■ **Study material**
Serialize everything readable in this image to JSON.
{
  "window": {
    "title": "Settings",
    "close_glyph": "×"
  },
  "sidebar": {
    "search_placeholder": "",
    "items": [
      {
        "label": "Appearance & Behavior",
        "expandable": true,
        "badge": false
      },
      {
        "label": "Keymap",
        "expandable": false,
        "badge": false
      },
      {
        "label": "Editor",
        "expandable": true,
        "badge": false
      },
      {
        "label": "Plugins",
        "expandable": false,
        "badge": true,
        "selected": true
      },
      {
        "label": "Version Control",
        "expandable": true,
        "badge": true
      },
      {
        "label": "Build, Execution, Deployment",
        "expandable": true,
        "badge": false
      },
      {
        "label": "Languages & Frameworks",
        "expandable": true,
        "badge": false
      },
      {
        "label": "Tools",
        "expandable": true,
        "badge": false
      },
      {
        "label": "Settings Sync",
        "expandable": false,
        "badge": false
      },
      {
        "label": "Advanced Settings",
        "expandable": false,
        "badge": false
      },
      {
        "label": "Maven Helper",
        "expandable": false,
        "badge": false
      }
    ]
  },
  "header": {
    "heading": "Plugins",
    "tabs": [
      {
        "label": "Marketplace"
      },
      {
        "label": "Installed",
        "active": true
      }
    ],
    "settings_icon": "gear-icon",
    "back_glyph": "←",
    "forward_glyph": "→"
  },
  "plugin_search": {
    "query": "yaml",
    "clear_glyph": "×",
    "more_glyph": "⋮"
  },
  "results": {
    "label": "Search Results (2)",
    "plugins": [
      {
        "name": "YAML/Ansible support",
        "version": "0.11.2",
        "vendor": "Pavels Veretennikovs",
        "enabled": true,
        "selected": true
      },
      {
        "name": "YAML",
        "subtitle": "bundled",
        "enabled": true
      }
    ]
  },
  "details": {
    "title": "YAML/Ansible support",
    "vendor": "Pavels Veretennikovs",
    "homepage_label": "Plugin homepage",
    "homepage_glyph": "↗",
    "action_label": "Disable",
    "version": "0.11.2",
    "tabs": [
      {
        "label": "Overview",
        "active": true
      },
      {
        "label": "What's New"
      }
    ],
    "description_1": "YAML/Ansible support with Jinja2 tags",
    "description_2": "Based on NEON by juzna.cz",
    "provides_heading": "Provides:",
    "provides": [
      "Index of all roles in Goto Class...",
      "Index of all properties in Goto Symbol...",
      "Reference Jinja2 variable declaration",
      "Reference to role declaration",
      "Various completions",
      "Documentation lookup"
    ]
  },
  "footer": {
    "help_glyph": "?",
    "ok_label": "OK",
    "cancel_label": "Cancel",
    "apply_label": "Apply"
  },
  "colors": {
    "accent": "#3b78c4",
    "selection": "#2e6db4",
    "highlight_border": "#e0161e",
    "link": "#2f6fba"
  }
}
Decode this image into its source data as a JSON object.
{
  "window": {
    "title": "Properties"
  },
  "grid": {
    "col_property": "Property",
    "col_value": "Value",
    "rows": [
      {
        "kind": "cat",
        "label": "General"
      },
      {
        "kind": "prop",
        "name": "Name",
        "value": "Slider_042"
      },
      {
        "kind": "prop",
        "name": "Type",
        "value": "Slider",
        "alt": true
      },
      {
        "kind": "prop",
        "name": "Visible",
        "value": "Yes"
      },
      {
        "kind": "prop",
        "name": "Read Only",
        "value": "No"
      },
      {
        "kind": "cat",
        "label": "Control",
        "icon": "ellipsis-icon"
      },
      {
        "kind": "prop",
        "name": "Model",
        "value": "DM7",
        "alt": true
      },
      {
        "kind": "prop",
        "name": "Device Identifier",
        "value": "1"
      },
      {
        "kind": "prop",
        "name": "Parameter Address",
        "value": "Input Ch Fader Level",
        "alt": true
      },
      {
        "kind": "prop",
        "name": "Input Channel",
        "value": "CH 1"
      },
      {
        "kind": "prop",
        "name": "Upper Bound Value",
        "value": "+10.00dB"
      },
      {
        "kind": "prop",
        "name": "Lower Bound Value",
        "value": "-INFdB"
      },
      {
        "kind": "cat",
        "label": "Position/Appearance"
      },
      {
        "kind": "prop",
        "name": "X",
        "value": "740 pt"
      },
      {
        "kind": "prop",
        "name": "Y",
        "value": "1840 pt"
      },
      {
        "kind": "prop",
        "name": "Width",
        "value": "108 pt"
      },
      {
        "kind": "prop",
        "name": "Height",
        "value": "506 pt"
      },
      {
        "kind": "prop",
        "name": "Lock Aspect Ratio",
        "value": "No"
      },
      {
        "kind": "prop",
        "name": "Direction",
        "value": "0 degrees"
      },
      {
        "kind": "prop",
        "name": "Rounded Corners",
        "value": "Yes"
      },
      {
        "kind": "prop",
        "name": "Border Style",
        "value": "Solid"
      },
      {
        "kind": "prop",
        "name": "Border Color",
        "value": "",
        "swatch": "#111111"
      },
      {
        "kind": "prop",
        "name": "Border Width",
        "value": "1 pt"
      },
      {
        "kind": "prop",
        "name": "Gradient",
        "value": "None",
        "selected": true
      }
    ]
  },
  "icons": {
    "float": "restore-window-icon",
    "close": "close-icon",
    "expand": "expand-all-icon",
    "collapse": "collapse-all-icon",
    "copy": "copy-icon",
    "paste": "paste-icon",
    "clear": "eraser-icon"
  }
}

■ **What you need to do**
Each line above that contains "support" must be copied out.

■ **Answer to this task**
        "name": "YAML/Ansible support",
    "title": "YAML/Ansible support",
    "description_1": "YAML/Ansible support with Jinja2 tags",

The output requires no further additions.